This is an old school police procedural – the kind where the cops aren’t all that afraid from mixing it up with the heavies – and that’s chiefly because THE SWEENEY is based on a mid-1970’s UK TV show of the same name. As a contemporary revisioning, they’ve kept a lot of the charm of the original – the cops were often shown engaging in borderline illegal (if not illicit) activity in order to catch crooks or stay one-step-ahead. Writer/director Nick Love clearly has some affinity for what that show did, and, thus, he ignites his cast with a script that pays homage to an older but no less effective measure of handling police work.
Winstone is winning as the aggressive lead, but he’s also given the chance to explore a romance with a fellow officer (played by CAPTAIN AMERICA’s Hayley Atwell). While that story doesn’t really have much depth, it’s nice to see the big, burly blowhard trying to come to grips with feelings not quite imbued with the same type of passion. Also, Drew gets good mileage out of a role that, perhaps, was a bit underwritten here; clearly, Winstone captures the lion’s share of the screen time, but Drew manages to flex his chops when the script allows. Think of him as an affordable Tom Hardy.
If there’s any major qualm worth mentioning, it’s that Winstone’s accent occasionally gets in the way of understanding just precisely what he’s saying. I’ve mentioned before (in other reviews) that there are some accents I struggle with, and I have had trouble with Winstone’s in other pictures. Still, it’s easy to brush it aside because this is a strong picture that could’ve given us a few more lines to cement some of the complexity of these relationships (Regan has a regular senior-level informer who gets a few scenes, and I’m never quite sure who he is, who he works for, and how he knows what he knows). Otherwise, it’s a stand-up flick about a bunch of stand-up guys (and a few girls) doing a stand-up job.
THE SWEENEY is produced by Vertigo Films and Embargo Films. DVD distribution is being handled through Entertainment One (E One). As for the technical specifications, the film looks and sounds impressive consistently from start-to-finish, and it’s all backed by some very stylish cinematography of London. To my delight, the disk is packed with special features: there’s an audio commentary with the director and producers; several behind-the-scenes shorts (varying in ranges from a few minutes up to about a half-hour); and even some presentation of animated storyboards for the film’s two big action sequences. It’s a wonderful collection for a film that swept in-and-out of theatres very quickly, so fans should soak it up because they’re great supplementals.

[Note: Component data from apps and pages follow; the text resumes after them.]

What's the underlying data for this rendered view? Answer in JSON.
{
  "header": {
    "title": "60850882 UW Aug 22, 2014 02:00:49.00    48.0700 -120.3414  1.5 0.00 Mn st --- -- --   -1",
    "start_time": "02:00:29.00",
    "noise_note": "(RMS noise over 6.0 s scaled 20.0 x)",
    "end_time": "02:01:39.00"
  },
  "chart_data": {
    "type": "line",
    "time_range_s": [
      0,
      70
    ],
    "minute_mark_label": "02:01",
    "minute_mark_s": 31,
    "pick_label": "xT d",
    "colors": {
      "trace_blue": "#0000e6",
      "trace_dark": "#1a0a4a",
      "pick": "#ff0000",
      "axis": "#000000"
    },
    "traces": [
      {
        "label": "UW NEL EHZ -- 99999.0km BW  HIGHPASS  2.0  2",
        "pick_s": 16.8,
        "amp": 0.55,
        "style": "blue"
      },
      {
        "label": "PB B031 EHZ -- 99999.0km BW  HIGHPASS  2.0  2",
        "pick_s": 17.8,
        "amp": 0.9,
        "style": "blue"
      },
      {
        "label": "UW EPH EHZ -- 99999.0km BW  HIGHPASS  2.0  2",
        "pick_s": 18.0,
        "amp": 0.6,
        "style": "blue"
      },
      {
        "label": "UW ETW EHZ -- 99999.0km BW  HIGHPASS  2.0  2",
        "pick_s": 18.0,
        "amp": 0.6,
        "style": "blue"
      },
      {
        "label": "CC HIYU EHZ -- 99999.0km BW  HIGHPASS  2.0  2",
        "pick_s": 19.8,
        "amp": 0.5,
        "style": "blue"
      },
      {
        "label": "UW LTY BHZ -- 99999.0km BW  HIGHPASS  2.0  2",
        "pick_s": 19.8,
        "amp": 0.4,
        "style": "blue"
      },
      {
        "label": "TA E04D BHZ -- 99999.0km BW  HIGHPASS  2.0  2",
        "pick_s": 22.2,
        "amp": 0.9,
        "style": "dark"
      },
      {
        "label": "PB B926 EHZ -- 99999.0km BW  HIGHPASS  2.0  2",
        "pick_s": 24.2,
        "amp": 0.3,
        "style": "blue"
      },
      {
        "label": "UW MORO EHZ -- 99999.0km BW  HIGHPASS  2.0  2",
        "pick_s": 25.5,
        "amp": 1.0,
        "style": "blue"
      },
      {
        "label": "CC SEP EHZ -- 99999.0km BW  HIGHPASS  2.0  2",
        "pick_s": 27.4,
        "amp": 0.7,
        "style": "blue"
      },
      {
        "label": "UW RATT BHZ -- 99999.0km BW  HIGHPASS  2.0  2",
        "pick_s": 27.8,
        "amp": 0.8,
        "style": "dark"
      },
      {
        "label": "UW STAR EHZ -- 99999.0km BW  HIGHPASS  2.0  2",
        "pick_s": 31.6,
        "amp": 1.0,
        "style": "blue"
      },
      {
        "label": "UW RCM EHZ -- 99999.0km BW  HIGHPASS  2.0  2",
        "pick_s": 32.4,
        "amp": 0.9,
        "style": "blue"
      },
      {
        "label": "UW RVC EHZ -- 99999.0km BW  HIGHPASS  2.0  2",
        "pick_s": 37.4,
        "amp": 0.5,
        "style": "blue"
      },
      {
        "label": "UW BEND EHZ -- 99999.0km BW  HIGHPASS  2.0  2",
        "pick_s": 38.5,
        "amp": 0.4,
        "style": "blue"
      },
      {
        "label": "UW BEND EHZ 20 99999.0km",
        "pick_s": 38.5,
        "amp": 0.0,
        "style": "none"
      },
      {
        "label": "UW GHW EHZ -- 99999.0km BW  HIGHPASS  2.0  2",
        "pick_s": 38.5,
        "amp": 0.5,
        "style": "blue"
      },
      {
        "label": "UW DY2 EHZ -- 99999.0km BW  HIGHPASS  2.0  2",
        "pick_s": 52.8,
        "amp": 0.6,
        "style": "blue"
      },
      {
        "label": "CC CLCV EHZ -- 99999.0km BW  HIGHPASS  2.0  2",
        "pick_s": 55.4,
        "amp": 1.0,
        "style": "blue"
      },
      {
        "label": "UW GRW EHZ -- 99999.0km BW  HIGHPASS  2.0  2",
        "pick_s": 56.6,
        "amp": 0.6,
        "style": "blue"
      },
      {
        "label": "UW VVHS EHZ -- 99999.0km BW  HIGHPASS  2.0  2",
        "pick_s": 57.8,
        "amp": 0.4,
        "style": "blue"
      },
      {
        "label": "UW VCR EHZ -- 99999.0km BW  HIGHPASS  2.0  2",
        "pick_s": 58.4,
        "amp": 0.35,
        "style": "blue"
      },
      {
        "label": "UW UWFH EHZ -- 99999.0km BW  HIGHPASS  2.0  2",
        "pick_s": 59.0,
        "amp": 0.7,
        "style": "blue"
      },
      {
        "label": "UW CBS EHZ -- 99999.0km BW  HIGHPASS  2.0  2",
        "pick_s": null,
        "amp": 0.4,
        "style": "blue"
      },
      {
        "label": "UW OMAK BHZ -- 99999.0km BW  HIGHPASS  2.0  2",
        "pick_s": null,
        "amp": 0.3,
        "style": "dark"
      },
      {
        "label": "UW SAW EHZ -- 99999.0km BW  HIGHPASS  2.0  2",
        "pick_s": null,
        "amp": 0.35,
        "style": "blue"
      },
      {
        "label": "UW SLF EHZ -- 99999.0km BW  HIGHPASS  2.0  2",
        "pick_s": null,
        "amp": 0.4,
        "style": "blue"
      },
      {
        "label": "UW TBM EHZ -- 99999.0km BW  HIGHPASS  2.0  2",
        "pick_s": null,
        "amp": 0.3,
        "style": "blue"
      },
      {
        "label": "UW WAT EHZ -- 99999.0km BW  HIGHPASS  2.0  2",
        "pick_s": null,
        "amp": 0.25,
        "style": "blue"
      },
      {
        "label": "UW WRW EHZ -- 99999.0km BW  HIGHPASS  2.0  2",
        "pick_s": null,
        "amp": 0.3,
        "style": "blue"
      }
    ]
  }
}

HIGHLY RECOMMENDED. I can’t recall the last time I had so much fun with a balls-to-the-wall cop thriller, but THE SWEENEY sure hit the sweet spot. My American ears did have some difficulty understanding Winstone’s thick accent, but his gunplay and fisticuffs more than made up for it in the end. It’s the kind of lean, muscular flick Michael Mann used to make before he started going all big names and big budget (not intended as an insult, just an observation), and I’ve no doubt more folks will enjoy this one as it gains wide release on home video. Maybe – maybe – I would’ve liked to tighten up the story in a few places, but to each his own …
In the interests of fairness, I’m pleased to disclose that the fine folks at Entertainment One (E One) provided me with an advance DVD copy of THE SWEENEY by request for the expressed purposes of completing this review.